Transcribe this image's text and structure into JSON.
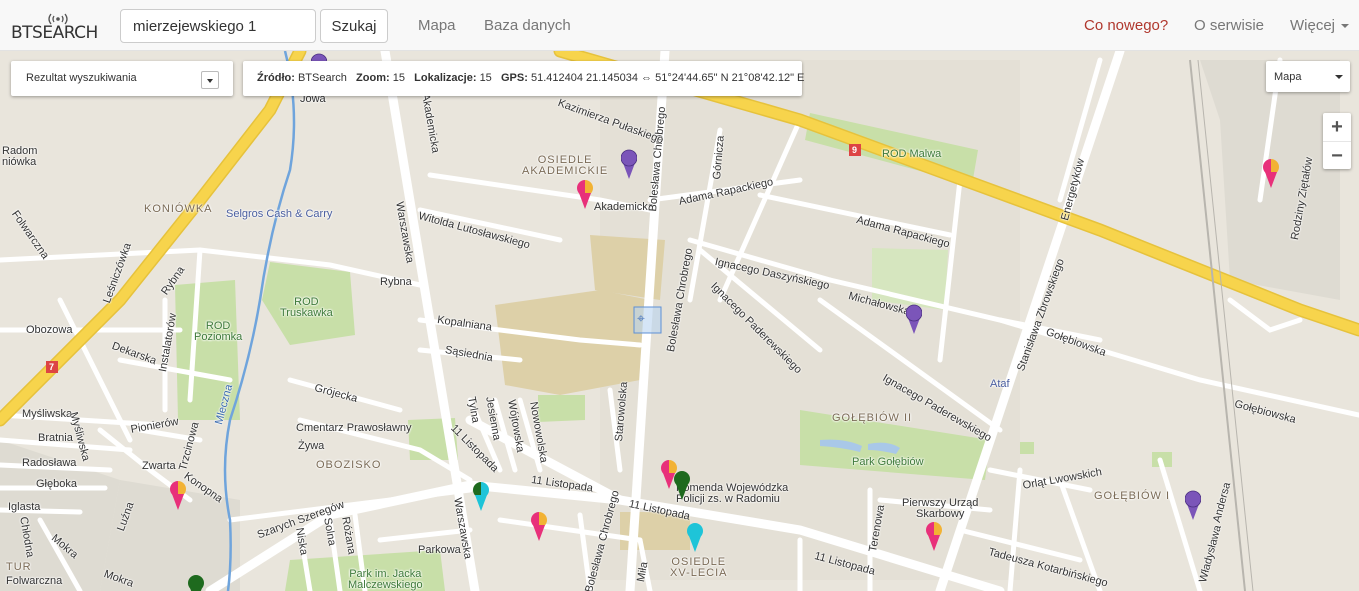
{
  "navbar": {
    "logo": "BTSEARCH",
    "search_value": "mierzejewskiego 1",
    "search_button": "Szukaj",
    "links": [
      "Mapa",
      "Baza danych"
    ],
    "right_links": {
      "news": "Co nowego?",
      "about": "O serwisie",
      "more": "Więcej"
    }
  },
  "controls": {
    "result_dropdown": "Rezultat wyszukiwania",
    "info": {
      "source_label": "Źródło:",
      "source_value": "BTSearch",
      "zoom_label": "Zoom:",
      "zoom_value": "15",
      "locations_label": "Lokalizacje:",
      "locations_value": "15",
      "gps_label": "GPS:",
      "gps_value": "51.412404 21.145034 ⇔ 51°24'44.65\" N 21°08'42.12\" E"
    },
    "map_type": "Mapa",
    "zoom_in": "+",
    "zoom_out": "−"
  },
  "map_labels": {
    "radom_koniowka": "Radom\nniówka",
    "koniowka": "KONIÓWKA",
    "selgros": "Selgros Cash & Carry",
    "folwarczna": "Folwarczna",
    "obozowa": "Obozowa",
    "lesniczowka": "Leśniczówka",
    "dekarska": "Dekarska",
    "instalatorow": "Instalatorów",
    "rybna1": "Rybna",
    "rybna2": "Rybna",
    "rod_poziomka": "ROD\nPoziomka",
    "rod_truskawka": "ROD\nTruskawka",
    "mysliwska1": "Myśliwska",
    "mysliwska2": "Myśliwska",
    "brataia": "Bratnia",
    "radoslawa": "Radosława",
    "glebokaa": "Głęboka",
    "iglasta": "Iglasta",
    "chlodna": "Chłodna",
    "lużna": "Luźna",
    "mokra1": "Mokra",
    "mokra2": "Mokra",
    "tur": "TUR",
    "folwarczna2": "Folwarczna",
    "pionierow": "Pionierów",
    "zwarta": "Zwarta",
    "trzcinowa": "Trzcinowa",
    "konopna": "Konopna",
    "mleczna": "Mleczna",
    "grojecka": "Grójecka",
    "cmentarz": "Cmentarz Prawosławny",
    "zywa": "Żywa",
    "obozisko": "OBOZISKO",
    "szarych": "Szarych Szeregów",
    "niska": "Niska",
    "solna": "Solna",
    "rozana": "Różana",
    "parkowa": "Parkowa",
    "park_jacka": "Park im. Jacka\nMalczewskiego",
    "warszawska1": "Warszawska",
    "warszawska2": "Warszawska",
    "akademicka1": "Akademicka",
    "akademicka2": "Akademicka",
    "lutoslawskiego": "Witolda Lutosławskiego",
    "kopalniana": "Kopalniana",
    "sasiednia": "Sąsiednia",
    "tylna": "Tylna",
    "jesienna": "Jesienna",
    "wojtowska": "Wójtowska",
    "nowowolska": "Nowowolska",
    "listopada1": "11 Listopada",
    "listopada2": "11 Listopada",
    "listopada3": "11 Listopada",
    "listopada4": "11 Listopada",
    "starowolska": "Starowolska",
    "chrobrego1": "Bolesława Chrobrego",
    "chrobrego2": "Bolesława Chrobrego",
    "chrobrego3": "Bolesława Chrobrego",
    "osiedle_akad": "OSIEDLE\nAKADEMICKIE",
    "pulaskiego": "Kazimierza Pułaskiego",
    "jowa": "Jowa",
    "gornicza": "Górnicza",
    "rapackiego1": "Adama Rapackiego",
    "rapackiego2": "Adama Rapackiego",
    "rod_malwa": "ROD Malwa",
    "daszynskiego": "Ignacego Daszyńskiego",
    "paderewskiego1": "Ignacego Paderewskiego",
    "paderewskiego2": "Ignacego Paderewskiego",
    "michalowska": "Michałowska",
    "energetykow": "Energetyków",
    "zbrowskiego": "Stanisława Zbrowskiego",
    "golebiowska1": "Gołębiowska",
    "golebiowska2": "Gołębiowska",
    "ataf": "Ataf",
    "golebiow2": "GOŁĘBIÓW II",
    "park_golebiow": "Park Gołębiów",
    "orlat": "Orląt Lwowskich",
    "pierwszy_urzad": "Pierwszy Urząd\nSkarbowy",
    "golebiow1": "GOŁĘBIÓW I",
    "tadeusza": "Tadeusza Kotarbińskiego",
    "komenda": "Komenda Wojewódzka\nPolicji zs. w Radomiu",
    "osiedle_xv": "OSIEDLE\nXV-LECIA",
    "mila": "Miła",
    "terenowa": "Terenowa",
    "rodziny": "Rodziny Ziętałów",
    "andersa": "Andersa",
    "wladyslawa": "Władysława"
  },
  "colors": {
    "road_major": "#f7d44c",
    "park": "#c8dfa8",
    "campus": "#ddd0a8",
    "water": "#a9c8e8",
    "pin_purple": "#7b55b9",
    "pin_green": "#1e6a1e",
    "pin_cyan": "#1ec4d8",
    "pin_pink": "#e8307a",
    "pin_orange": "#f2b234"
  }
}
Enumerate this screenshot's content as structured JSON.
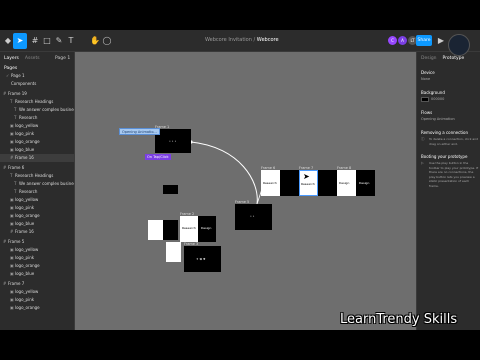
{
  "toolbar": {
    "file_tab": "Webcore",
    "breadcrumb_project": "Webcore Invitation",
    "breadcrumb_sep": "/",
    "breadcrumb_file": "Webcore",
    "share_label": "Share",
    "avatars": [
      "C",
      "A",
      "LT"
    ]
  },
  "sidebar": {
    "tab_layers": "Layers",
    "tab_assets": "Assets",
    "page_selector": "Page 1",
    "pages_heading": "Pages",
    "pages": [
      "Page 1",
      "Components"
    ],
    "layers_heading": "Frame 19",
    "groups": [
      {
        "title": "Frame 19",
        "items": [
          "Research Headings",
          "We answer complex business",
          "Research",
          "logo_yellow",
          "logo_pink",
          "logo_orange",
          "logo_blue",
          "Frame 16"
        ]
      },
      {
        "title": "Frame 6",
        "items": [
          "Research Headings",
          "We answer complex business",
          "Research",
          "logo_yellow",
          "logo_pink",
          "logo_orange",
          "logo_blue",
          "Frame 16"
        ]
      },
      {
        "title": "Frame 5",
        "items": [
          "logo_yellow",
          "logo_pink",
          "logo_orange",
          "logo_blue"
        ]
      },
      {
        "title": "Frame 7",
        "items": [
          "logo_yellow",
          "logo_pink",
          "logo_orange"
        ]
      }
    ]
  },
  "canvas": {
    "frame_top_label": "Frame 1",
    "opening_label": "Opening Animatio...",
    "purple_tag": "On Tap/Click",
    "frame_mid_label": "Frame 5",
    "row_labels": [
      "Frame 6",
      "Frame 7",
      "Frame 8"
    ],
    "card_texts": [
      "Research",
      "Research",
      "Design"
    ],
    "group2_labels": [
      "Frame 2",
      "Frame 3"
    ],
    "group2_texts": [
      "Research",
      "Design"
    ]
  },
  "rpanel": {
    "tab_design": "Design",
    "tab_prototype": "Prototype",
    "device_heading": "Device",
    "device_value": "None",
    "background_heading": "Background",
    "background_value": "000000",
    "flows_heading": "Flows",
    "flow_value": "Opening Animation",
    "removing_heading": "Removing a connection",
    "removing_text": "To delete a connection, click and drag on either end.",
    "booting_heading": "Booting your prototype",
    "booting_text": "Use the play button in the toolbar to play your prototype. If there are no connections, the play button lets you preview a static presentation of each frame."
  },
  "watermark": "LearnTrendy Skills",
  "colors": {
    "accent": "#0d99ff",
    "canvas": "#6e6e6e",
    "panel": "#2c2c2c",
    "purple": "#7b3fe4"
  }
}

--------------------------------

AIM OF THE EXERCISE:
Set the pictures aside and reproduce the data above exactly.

TASK SOLUTION:
Transcribe this image's text and structure into JSON.
{
  "navbar": {
    "logo": "BTSEARCH",
    "search_value": "mierzejewskiego 1",
    "search_button": "Szukaj",
    "links": [
      "Mapa",
      "Baza danych"
    ],
    "right_links": {
      "news": "Co nowego?",
      "about": "O serwisie",
      "more": "Więcej"
    }
  },
  "controls": {
    "result_dropdown": "Rezultat wyszukiwania",
    "info": {
      "source_label": "Źródło:",
      "source_value": "BTSearch",
      "zoom_label": "Zoom:",
      "zoom_value": "15",
      "locations_label": "Lokalizacje:",
      "locations_value": "15",
      "gps_label": "GPS:",
      "gps_value": "51.412404 21.145034 ⇔ 51°24'44.65\" N 21°08'42.12\" E"
    },
    "map_type": "Mapa",
    "zoom_in": "+",
    "zoom_out": "−"
  },
  "map_labels": {
    "radom_koniowka": "Radom\nniówka",
    "koniowka": "KONIÓWKA",
    "selgros": "Selgros Cash & Carry",
    "folwarczna": "Folwarczna",
    "obozowa": "Obozowa",
    "lesniczowka": "Leśniczówka",
    "dekarska": "Dekarska",
    "instalatorow": "Instalatorów",
    "rybna1": "Rybna",
    "rybna2": "Rybna",
    "rod_poziomka": "ROD\nPoziomka",
    "rod_truskawka": "ROD\nTruskawka",
    "mysliwska1": "Myśliwska",
    "mysliwska2": "Myśliwska",
    "brataia": "Bratnia",
    "radoslawa": "Radosława",
    "glebokaa": "Głęboka",
    "iglasta": "Iglasta",
    "chlodna": "Chłodna",
    "lużna": "Luźna",
    "mokra1": "Mokra",
    "mokra2": "Mokra",
    "tur": "TUR",
    "folwarczna2": "Folwarczna",
    "pionierow": "Pionierów",
    "zwarta": "Zwarta",
    "trzcinowa": "Trzcinowa",
    "konopna": "Konopna",
    "mleczna": "Mleczna",
    "grojecka": "Grójecka",
    "cmentarz": "Cmentarz Prawosławny",
    "zywa": "Żywa",
    "obozisko": "OBOZISKO",
    "szarych": "Szarych Szeregów",
    "niska": "Niska",
    "solna": "Solna",
    "rozana": "Różana",
    "parkowa": "Parkowa",
    "park_jacka": "Park im. Jacka\nMalczewskiego",
    "warszawska1": "Warszawska",
    "warszawska2": "Warszawska",
    "akademicka1": "Akademicka",
    "akademicka2": "Akademicka",
    "lutoslawskiego": "Witolda Lutosławskiego",
    "kopalniana": "Kopalniana",
    "sasiednia": "Sąsiednia",
    "tylna": "Tylna",
    "jesienna": "Jesienna",
    "wojtowska": "Wójtowska",
    "nowowolska": "Nowowolska",
    "listopada1": "11 Listopada",
    "listopada2": "11 Listopada",
    "listopada3": "11 Listopada",
    "listopada4": "11 Listopada",
    "starowolska": "Starowolska",
    "chrobrego1": "Bolesława Chrobrego",
    "chrobrego2": "Bolesława Chrobrego",
    "chrobrego3": "Bolesława Chrobrego",
    "osiedle_akad": "OSIEDLE\nAKADEMICKIE",
    "pulaskiego": "Kazimierza Pułaskiego",
    "jowa": "Jowa",
    "gornicza": "Górnicza",
    "rapackiego1": "Adama Rapackiego",
    "rapackiego2": "Adama Rapackiego",
    "rod_malwa": "ROD Malwa",
    "daszynskiego": "Ignacego Daszyńskiego",
    "paderewskiego1": "Ignacego Paderewskiego",
    "paderewskiego2": "Ignacego Paderewskiego",
    "michalowska": "Michałowska",
    "energetykow": "Energetyków",
    "zbrowskiego": "Stanisława Zbrowskiego",
    "golebiowska1": "Gołębiowska",
    "golebiowska2": "Gołębiowska",
    "ataf": "Ataf",
    "golebiow2": "GOŁĘBIÓW II",
    "park_golebiow": "Park Gołębiów",
    "orlat": "Orląt Lwowskich",
    "pierwszy_urzad": "Pierwszy Urząd\nSkarbowy",
    "golebiow1": "GOŁĘBIÓW I",
    "tadeusza": "Tadeusza Kotarbińskiego",
    "komenda": "Komenda Wojewódzka\nPolicji zs. w Radomiu",
    "osiedle_xv": "OSIEDLE\nXV-LECIA",
    "mila": "Miła",
    "terenowa": "Terenowa",
    "rodziny": "Rodziny Ziętałów",
    "andersa": "Andersa",
    "wladyslawa": "Władysława"
  },
  "colors": {
    "road_major": "#f7d44c",
    "park": "#c8dfa8",
    "campus": "#ddd0a8",
    "water": "#a9c8e8",
    "pin_purple": "#7b55b9",
    "pin_green": "#1e6a1e",
    "pin_cyan": "#1ec4d8",
    "pin_pink": "#e8307a",
    "pin_orange": "#f2b234"
  }
}
Enumerate this screenshot's content as structured JSON.
{
  "toolbar": {
    "file_tab": "Webcore",
    "breadcrumb_project": "Webcore Invitation",
    "breadcrumb_sep": "/",
    "breadcrumb_file": "Webcore",
    "share_label": "Share",
    "avatars": [
      "C",
      "A",
      "LT"
    ]
  },
  "sidebar": {
    "tab_layers": "Layers",
    "tab_assets": "Assets",
    "page_selector": "Page 1",
    "pages_heading": "Pages",
    "pages": [
      "Page 1",
      "Components"
    ],
    "layers_heading": "Frame 19",
    "groups": [
      {
        "title": "Frame 19",
        "items": [
          "Research Headings",
          "We answer complex business",
          "Research",
          "logo_yellow",
          "logo_pink",
          "logo_orange",
          "logo_blue",
          "Frame 16"
        ]
      },
      {
        "title": "Frame 6",
        "items": [
          "Research Headings",
          "We answer complex business",
          "Research",
          "logo_yellow",
          "logo_pink",
          "logo_orange",
          "logo_blue",
          "Frame 16"
        ]
      },
      {
        "title": "Frame 5",
        "items": [
          "logo_yellow",
          "logo_pink",
          "logo_orange",
          "logo_blue"
        ]
      },
      {
        "title": "Frame 7",
        "items": [
          "logo_yellow",
          "logo_pink",
          "logo_orange"
        ]
      }
    ]
  },
  "canvas": {
    "frame_top_label": "Frame 1",
    "opening_label": "Opening Animatio...",
    "purple_tag": "On Tap/Click",
    "frame_mid_label": "Frame 5",
    "row_labels": [
      "Frame 6",
      "Frame 7",
      "Frame 8"
    ],
    "card_texts": [
      "Research",
      "Research",
      "Design"
    ],
    "group2_labels": [
      "Frame 2",
      "Frame 3"
    ],
    "group2_texts": [
      "Research",
      "Design"
    ]
  },
  "rpanel": {
    "tab_design": "Design",
    "tab_prototype": "Prototype",
    "device_heading": "Device",
    "device_value": "None",
    "background_heading": "Background",
    "background_value": "000000",
    "flows_heading": "Flows",
    "flow_value": "Opening Animation",
    "removing_heading": "Removing a connection",
    "removing_text": "To delete a connection, click and drag on either end.",
    "booting_heading": "Booting your prototype",
    "booting_text": "Use the play button in the toolbar to play your prototype. If there are no connections, the play button lets you preview a static presentation of each frame."
  },
  "watermark": "LearnTrendy Skills",
  "colors": {
    "accent": "#0d99ff",
    "canvas": "#6e6e6e",
    "panel": "#2c2c2c",
    "purple": "#7b3fe4"
  }
}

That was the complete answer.